Once the ĥametz becomes forbidden, there is an obligation to destroy the ĥametz completely, as cited in SA 442:9 and MB ad loc. 40. Even declaring the ĥametz ownerless does not work at this point; it only works before the ĥametz becomes forbidden, as explained in MB 445:18. Even after the ĥametz is burned, one is forbidden to benefit from the ashes, as explained in SA 445:2. MB 445:5 states that if one throws ĥametz into an outhouse, it is considered destroyed. However, the outhouses in the times of MB were exceptionally filthy, and anything that was thrown there became so repulsive that it would no longer be usable in any capacity. Conversely, bread that has been discarded in a modern toilet is likely to emerge intact from the drainpipes, and would likely be fit for a dog; therefore, if one were to discard bread this way, he should first break up the bread into smaller crumbs. See also Bedikat Ĥametz U-vi’uro 7:24 n. 56 for more on this topic, and see 7:1-2 and the corresponding footnotes. In n. 7, the author writes that if one finds ĥametz on Pesaĥ and spoils it so that it is no longer fit for a dog, he still violates bal yeira’eh and bal yimatzei according to SAH, but according to Ĥazon Ish he is required to destroy the ĥametz, but does not violate bal yeira’eh or bal yimatzei. According Pri Megadim, he only has a rabbinic obligation to destroy the ĥametz, since by not completely destroying the ĥametz before Pesaĥ he missed the Torah-level mitzva (the opinions of SAH and Pri Megadim are cited in SHT 442:19).
Although in general any ĥametz found on Pesaĥ has already been nullified and would therefore only be rabbinically forbidden, the ĥametz must still be destroyed, as would any ĥametz that had not been nullified, since, as noted, the rabbis decreed that all ĥametz must be nullified and eliminated. SAH (435:4) adds that if one did not burn his ĥametz, he violates bal yeira’eh and bal yimatzei on the rabbinic level and is subject to the rabbinic obligation of tashbitu. See also Bedikat Ĥametz U-vi’uro 7 n. 40 for other sources. Additionally, see chapter 8, 24, which says that if one finds ĥametz on Pesaĥ, there are ways that he can avoid bal yeira’eh and bal yimatzei, although he cannot fulfill the active mitzva of tashbitu. For example, he can heave the ĥametz into the sea in a manner that the ĥametz would be impossible to retrieve.
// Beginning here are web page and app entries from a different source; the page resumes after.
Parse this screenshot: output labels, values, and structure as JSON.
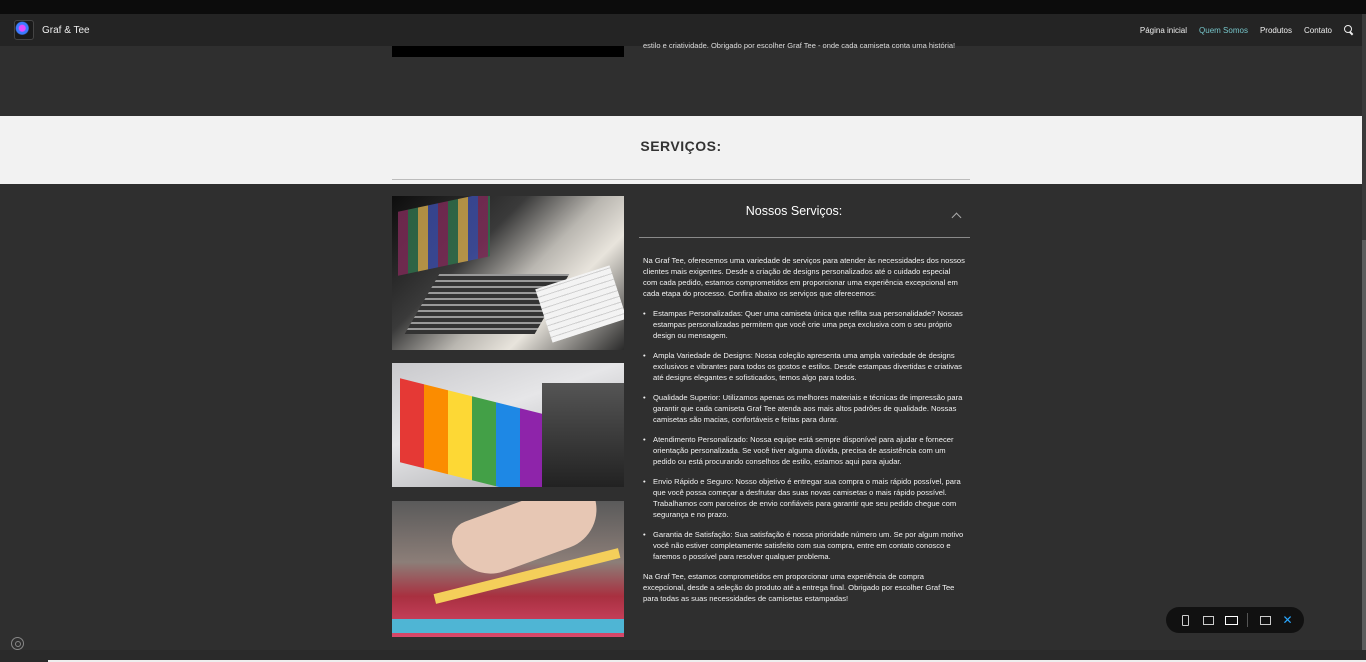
{
  "site": {
    "brand_name": "Graf & Tee"
  },
  "nav": {
    "items": [
      {
        "label": "Página inicial",
        "active": false
      },
      {
        "label": "Quem Somos",
        "active": true
      },
      {
        "label": "Produtos",
        "active": false
      },
      {
        "label": "Contato",
        "active": false
      }
    ],
    "search_icon": "search-icon"
  },
  "about": {
    "tail_text": "estilo e criatividade. Obrigado por escolher Graf Tee - onde cada camiseta conta uma história!"
  },
  "services": {
    "section_title": "SERVIÇOS:",
    "accordion_title": "Nossos Serviços:",
    "intro": "Na Graf Tee, oferecemos uma variedade de serviços para atender às necessidades dos nossos clientes mais exigentes. Desde a criação de designs personalizados até o cuidado especial com cada pedido, estamos comprometidos em proporcionar uma experiência excepcional em cada etapa do processo. Confira abaixo os serviços que oferecemos:",
    "items": [
      "Estampas Personalizadas: Quer uma camiseta única que reflita sua personalidade? Nossas estampas personalizadas permitem que você crie uma peça exclusiva com o seu próprio design ou mensagem.",
      "Ampla Variedade de Designs: Nossa coleção apresenta uma ampla variedade de designs exclusivos e vibrantes para todos os gostos e estilos. Desde estampas divertidas e criativas até designs elegantes e sofisticados, temos algo para todos.",
      "Qualidade Superior: Utilizamos apenas os melhores materiais e técnicas de impressão para garantir que cada camiseta Graf Tee atenda aos mais altos padrões de qualidade. Nossas camisetas são macias, confortáveis e feitas para durar.",
      "Atendimento Personalizado: Nossa equipe está sempre disponível para ajudar e fornecer orientação personalizada. Se você tiver alguma dúvida, precisa de assistência com um pedido ou está procurando conselhos de estilo, estamos aqui para ajudar.",
      "Envio Rápido e Seguro: Nosso objetivo é entregar sua compra o mais rápido possível, para que você possa começar a desfrutar das suas novas camisetas o mais rápido possível. Trabalhamos com parceiros de envio confiáveis para garantir que seu pedido chegue com segurança e no prazo.",
      "Garantia de Satisfação: Sua satisfação é nossa prioridade número um. Se por algum motivo você não estiver completamente satisfeito com sua compra, entre em contato conosco e faremos o possível para resolver qualquer problema."
    ],
    "closing": "Na Graf Tee, estamos comprometidos em proporcionar uma experiência de compra excepcional, desde a seleção do produto até a entrega final. Obrigado por escolher Graf Tee para todas as suas necessidades de camisetas estampadas!"
  },
  "colors": {
    "background": "#2f2f2f",
    "navbar": "#242424",
    "nav_active": "#76c5c9",
    "band": "#f2f2f2",
    "toolbar_close": "#2aa7ff"
  },
  "toolbar": {
    "icons": [
      "mobile-view-icon",
      "tablet-view-icon",
      "desktop-view-icon",
      "comment-icon",
      "close-icon"
    ]
  }
}
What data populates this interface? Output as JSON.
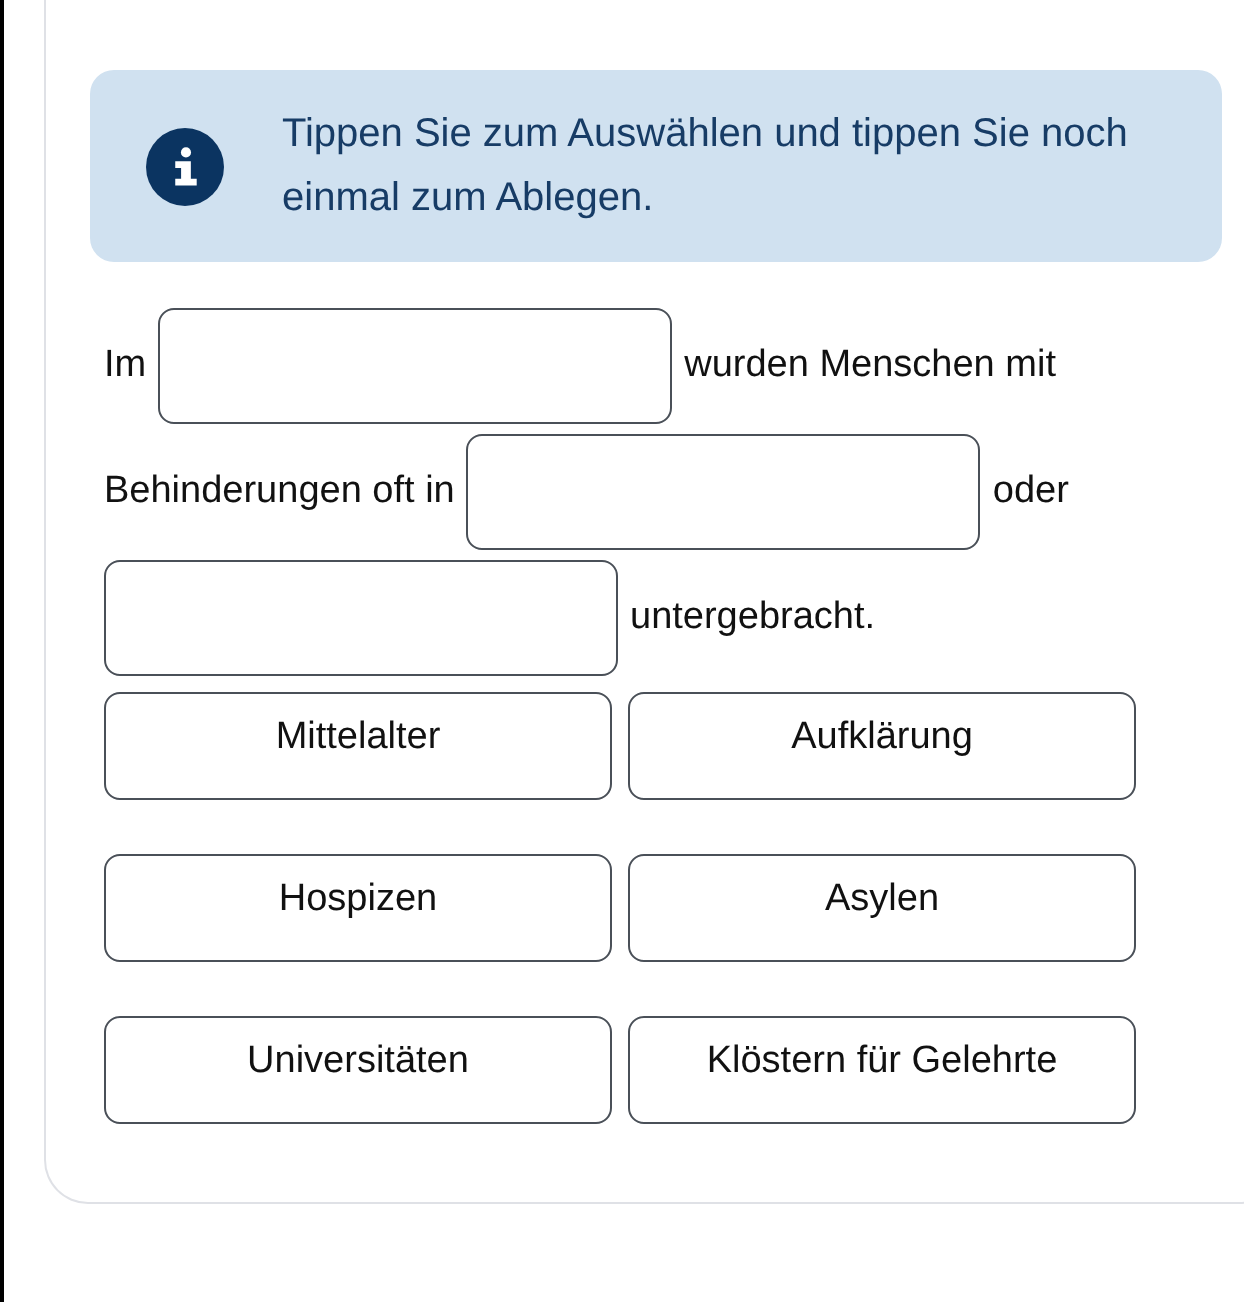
{
  "hint": {
    "text": "Tippen Sie zum Auswählen und tippen Sie noch einmal zum Ablegen."
  },
  "sentence": [
    {
      "kind": "text",
      "text": "Im"
    },
    {
      "kind": "blank"
    },
    {
      "kind": "text",
      "text": "wurden Menschen mit"
    },
    {
      "kind": "text",
      "text": "Behinderungen oft in"
    },
    {
      "kind": "blank"
    },
    {
      "kind": "text",
      "text": "oder"
    },
    {
      "kind": "blank"
    },
    {
      "kind": "text",
      "text": "untergebracht."
    }
  ],
  "options": [
    {
      "label": "Mittelalter"
    },
    {
      "label": "Aufklärung"
    },
    {
      "label": "Hospizen"
    },
    {
      "label": "Asylen"
    },
    {
      "label": "Universitäten"
    },
    {
      "label": "Klöstern für Gelehrte"
    }
  ]
}
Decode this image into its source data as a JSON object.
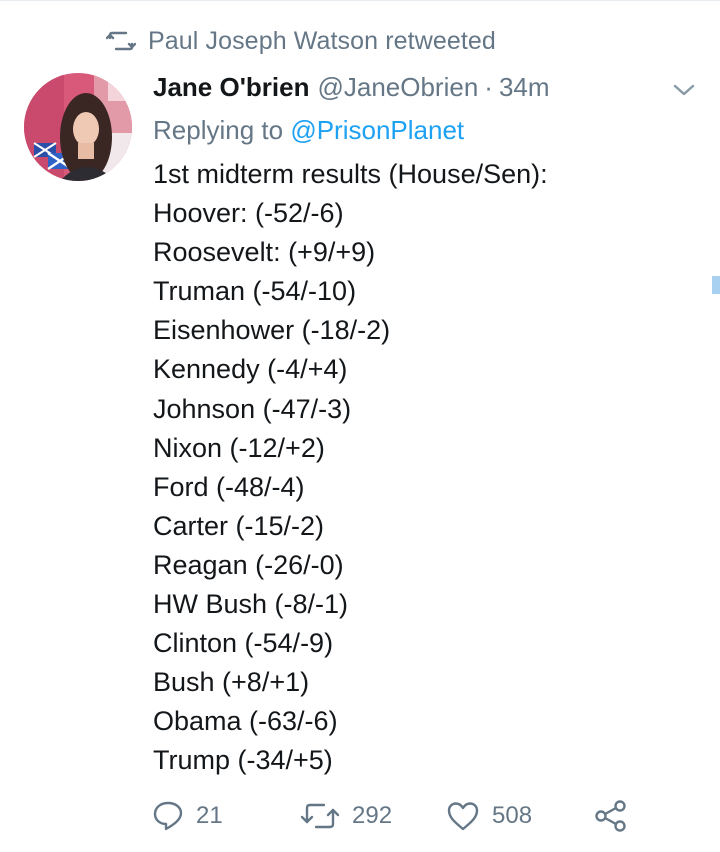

The mitzva, however, which he cannot fulfill, is to burn the ĥametz.
Regarding the time for burning the ĥametz: if one finds ĥametz in his possession after the beginning of the sixth hour of the day, he has a rabbinic obligation to burn it, and if he found ĥametz that he did not nullify, he has a biblical obligation to destroy it. If he does not, he violates bal yeira’eh and bal yimatzei as soon as the festival begins. If he nullified his ĥametz, he does not violate bal yeira’eh and bal yimatzei on the biblical level, but he still has a rabbinic obligation to burn it.